> Stored data:
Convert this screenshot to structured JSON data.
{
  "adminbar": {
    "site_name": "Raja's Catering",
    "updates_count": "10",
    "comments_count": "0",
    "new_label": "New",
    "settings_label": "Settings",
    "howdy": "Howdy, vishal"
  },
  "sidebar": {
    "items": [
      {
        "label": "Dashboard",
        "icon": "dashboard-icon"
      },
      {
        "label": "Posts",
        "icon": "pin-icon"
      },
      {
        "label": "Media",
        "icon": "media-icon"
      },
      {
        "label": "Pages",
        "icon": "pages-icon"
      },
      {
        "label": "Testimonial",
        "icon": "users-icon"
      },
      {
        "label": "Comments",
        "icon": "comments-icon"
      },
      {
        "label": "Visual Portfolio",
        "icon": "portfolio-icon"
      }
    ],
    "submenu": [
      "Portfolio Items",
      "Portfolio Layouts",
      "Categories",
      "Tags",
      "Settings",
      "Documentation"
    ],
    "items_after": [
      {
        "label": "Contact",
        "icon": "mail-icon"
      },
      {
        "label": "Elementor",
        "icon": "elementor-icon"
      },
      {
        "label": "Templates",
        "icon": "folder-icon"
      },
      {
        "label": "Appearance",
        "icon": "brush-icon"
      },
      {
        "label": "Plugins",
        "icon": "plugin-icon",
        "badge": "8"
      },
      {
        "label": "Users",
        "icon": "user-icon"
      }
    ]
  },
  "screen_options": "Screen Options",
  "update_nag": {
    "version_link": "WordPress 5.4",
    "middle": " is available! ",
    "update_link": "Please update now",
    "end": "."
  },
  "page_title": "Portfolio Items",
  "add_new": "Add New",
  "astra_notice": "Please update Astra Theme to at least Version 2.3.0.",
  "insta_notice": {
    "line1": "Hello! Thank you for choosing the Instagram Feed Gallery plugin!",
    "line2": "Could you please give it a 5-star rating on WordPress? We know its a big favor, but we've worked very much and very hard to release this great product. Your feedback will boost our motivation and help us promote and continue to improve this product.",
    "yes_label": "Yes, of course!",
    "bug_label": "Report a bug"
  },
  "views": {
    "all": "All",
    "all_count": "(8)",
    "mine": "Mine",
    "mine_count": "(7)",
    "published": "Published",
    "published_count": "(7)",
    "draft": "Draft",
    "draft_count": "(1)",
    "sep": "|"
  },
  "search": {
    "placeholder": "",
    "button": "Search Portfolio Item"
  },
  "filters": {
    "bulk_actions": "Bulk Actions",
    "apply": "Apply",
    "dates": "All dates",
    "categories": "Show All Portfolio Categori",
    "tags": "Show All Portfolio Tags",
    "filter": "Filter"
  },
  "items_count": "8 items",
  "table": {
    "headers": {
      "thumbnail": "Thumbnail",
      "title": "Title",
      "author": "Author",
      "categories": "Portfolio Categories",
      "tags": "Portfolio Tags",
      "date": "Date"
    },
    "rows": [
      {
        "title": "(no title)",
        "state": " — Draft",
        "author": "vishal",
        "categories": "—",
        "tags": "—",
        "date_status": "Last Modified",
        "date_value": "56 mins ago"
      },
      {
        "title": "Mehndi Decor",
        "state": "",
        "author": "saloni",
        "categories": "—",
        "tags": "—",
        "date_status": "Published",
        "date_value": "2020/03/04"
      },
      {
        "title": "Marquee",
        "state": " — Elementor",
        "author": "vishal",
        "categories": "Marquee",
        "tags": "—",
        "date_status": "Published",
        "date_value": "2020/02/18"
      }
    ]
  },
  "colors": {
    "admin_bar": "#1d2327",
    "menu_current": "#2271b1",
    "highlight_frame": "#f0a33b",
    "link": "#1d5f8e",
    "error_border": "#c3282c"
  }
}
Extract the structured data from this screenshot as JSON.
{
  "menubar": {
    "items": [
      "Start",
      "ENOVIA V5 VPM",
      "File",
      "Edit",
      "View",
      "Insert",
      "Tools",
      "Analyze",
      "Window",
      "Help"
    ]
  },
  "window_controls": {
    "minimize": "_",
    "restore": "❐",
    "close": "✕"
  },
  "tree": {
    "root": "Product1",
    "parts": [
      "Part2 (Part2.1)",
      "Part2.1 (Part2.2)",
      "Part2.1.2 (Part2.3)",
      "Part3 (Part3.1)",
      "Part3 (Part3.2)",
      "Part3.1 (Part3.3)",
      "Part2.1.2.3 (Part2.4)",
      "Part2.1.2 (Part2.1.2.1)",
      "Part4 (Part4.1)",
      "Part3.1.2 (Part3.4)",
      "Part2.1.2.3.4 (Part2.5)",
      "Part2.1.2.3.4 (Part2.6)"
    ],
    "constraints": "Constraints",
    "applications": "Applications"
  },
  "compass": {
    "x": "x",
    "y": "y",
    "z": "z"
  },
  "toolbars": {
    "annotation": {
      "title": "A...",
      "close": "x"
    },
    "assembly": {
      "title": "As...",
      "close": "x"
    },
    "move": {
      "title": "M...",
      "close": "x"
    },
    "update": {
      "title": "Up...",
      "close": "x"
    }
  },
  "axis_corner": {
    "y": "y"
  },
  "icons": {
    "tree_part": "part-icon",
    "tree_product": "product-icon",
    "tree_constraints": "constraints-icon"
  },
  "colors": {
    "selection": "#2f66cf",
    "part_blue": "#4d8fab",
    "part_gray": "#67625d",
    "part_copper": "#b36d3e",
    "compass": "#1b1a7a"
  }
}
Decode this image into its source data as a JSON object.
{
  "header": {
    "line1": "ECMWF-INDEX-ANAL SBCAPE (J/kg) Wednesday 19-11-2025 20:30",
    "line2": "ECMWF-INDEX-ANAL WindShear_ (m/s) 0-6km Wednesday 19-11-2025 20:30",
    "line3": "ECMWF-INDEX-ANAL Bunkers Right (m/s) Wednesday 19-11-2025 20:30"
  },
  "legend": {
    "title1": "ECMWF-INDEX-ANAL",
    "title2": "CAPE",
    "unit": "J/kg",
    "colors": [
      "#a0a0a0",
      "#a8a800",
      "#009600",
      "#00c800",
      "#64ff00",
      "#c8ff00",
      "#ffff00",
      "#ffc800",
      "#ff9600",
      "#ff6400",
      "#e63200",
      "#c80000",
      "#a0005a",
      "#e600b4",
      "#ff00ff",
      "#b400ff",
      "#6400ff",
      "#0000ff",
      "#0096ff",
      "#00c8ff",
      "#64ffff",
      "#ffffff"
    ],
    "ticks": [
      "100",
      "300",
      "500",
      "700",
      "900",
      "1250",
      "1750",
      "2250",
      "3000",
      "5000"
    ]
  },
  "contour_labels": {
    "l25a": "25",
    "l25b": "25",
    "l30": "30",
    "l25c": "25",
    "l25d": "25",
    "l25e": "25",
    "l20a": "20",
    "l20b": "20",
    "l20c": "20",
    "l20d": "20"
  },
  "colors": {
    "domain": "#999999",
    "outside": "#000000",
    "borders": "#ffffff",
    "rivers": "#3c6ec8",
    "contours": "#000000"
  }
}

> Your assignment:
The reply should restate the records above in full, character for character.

> Answer for the task:
Convert this screenshot to structured JSON data.
{
  "adminbar": {
    "site_name": "Raja's Catering",
    "updates_count": "10",
    "comments_count": "0",
    "new_label": "New",
    "settings_label": "Settings",
    "howdy": "Howdy, vishal"
  },
  "sidebar": {
    "items": [
      {
        "label": "Dashboard",
        "icon": "dashboard-icon"
      },
      {
        "label": "Posts",
        "icon": "pin-icon"
      },
      {
        "label": "Media",
        "icon": "media-icon"
      },
      {
        "label": "Pages",
        "icon": "pages-icon"
      },
      {
        "label": "Testimonial",
        "icon": "users-icon"
      },
      {
        "label": "Comments",
        "icon": "comments-icon"
      },
      {
        "label": "Visual Portfolio",
        "icon": "portfolio-icon"
      }
    ],
    "submenu": [
      "Portfolio Items",
      "Portfolio Layouts",
      "Categories",
      "Tags",
      "Settings",
      "Documentation"
    ],
    "items_after": [
      {
        "label": "Contact",
        "icon": "mail-icon"
      },
      {
        "label": "Elementor",
        "icon": "elementor-icon"
      },
      {
        "label": "Templates",
        "icon": "folder-icon"
      },
      {
        "label": "Appearance",
        "icon": "brush-icon"
      },
      {
        "label": "Plugins",
        "icon": "plugin-icon",
        "badge": "8"
      },
      {
        "label": "Users",
        "icon": "user-icon"
      }
    ]
  },
  "screen_options": "Screen Options",
  "update_nag": {
    "version_link": "WordPress 5.4",
    "middle": " is available! ",
    "update_link": "Please update now",
    "end": "."
  },
  "page_title": "Portfolio Items",
  "add_new": "Add New",
  "astra_notice": "Please update Astra Theme to at least Version 2.3.0.",
  "insta_notice": {
    "line1": "Hello! Thank you for choosing the Instagram Feed Gallery plugin!",
    "line2": "Could you please give it a 5-star rating on WordPress? We know its a big favor, but we've worked very much and very hard to release this great product. Your feedback will boost our motivation and help us promote and continue to improve this product.",
    "yes_label": "Yes, of course!",
    "bug_label": "Report a bug"
  },
  "views": {
    "all": "All",
    "all_count": "(8)",
    "mine": "Mine",
    "mine_count": "(7)",
    "published": "Published",
    "published_count": "(7)",
    "draft": "Draft",
    "draft_count": "(1)",
    "sep": "|"
  },
  "search": {
    "placeholder": "",
    "button": "Search Portfolio Item"
  },
  "filters": {
    "bulk_actions": "Bulk Actions",
    "apply": "Apply",
    "dates": "All dates",
    "categories": "Show All Portfolio Categori",
    "tags": "Show All Portfolio Tags",
    "filter": "Filter"
  },
  "items_count": "8 items",
  "table": {
    "headers": {
      "thumbnail": "Thumbnail",
      "title": "Title",
      "author": "Author",
      "categories": "Portfolio Categories",
      "tags": "Portfolio Tags",
      "date": "Date"
    },
    "rows": [
      {
        "title": "(no title)",
        "state": " — Draft",
        "author": "vishal",
        "categories": "—",
        "tags": "—",
        "date_status": "Last Modified",
        "date_value": "56 mins ago"
      },
      {
        "title": "Mehndi Decor",
        "state": "",
        "author": "saloni",
        "categories": "—",
        "tags": "—",
        "date_status": "Published",
        "date_value": "2020/03/04"
      },
      {
        "title": "Marquee",
        "state": " — Elementor",
        "author": "vishal",
        "categories": "Marquee",
        "tags": "—",
        "date_status": "Published",
        "date_value": "2020/02/18"
      }
    ]
  },
  "colors": {
    "admin_bar": "#1d2327",
    "menu_current": "#2271b1",
    "highlight_frame": "#f0a33b",
    "link": "#1d5f8e",
    "error_border": "#c3282c"
  }
}
Extract the structured data from this screenshot as JSON.
{
  "menubar": {
    "items": [
      "Start",
      "ENOVIA V5 VPM",
      "File",
      "Edit",
      "View",
      "Insert",
      "Tools",
      "Analyze",
      "Window",
      "Help"
    ]
  },
  "window_controls": {
    "minimize": "_",
    "restore": "❐",
    "close": "✕"
  },
  "tree": {
    "root": "Product1",
    "parts": [
      "Part2 (Part2.1)",
      "Part2.1 (Part2.2)",
      "Part2.1.2 (Part2.3)",
      "Part3 (Part3.1)",
      "Part3 (Part3.2)",
      "Part3.1 (Part3.3)",
      "Part2.1.2.3 (Part2.4)",
      "Part2.1.2 (Part2.1.2.1)",
      "Part4 (Part4.1)",
      "Part3.1.2 (Part3.4)",
      "Part2.1.2.3.4 (Part2.5)",
      "Part2.1.2.3.4 (Part2.6)"
    ],
    "constraints": "Constraints",
    "applications": "Applications"
  },
  "compass": {
    "x": "x",
    "y": "y",
    "z": "z"
  },
  "toolbars": {
    "annotation": {
      "title": "A...",
      "close": "x"
    },
    "assembly": {
      "title": "As...",
      "close": "x"
    },
    "move": {
      "title": "M...",
      "close": "x"
    },
    "update": {
      "title": "Up...",
      "close": "x"
    }
  },
  "axis_corner": {
    "y": "y"
  },
  "icons": {
    "tree_part": "part-icon",
    "tree_product": "product-icon",
    "tree_constraints": "constraints-icon"
  },
  "colors": {
    "selection": "#2f66cf",
    "part_blue": "#4d8fab",
    "part_gray": "#67625d",
    "part_copper": "#b36d3e",
    "compass": "#1b1a7a"
  }
}
Decode this image into its source data as a JSON object.
{
  "header": {
    "line1": "ECMWF-INDEX-ANAL SBCAPE (J/kg) Wednesday 19-11-2025 20:30",
    "line2": "ECMWF-INDEX-ANAL WindShear_ (m/s) 0-6km Wednesday 19-11-2025 20:30",
    "line3": "ECMWF-INDEX-ANAL Bunkers Right (m/s) Wednesday 19-11-2025 20:30"
  },
  "legend": {
    "title1": "ECMWF-INDEX-ANAL",
    "title2": "CAPE",
    "unit": "J/kg",
    "colors": [
      "#a0a0a0",
      "#a8a800",
      "#009600",
      "#00c800",
      "#64ff00",
      "#c8ff00",
      "#ffff00",
      "#ffc800",
      "#ff9600",
      "#ff6400",
      "#e63200",
      "#c80000",
      "#a0005a",
      "#e600b4",
      "#ff00ff",
      "#b400ff",
      "#6400ff",
      "#0000ff",
      "#0096ff",
      "#00c8ff",
      "#64ffff",
      "#ffffff"
    ],
    "ticks": [
      "100",
      "300",
      "500",
      "700",
      "900",
      "1250",
      "1750",
      "2250",
      "3000",
      "5000"
    ]
  },
  "contour_labels": {
    "l25a": "25",
    "l25b": "25",
    "l30": "30",
    "l25c": "25",
    "l25d": "25",
    "l25e": "25",
    "l20a": "20",
    "l20b": "20",
    "l20c": "20",
    "l20d": "20"
  },
  "colors": {
    "domain": "#999999",
    "outside": "#000000",
    "borders": "#ffffff",
    "rivers": "#3c6ec8",
    "contours": "#000000"
  }
}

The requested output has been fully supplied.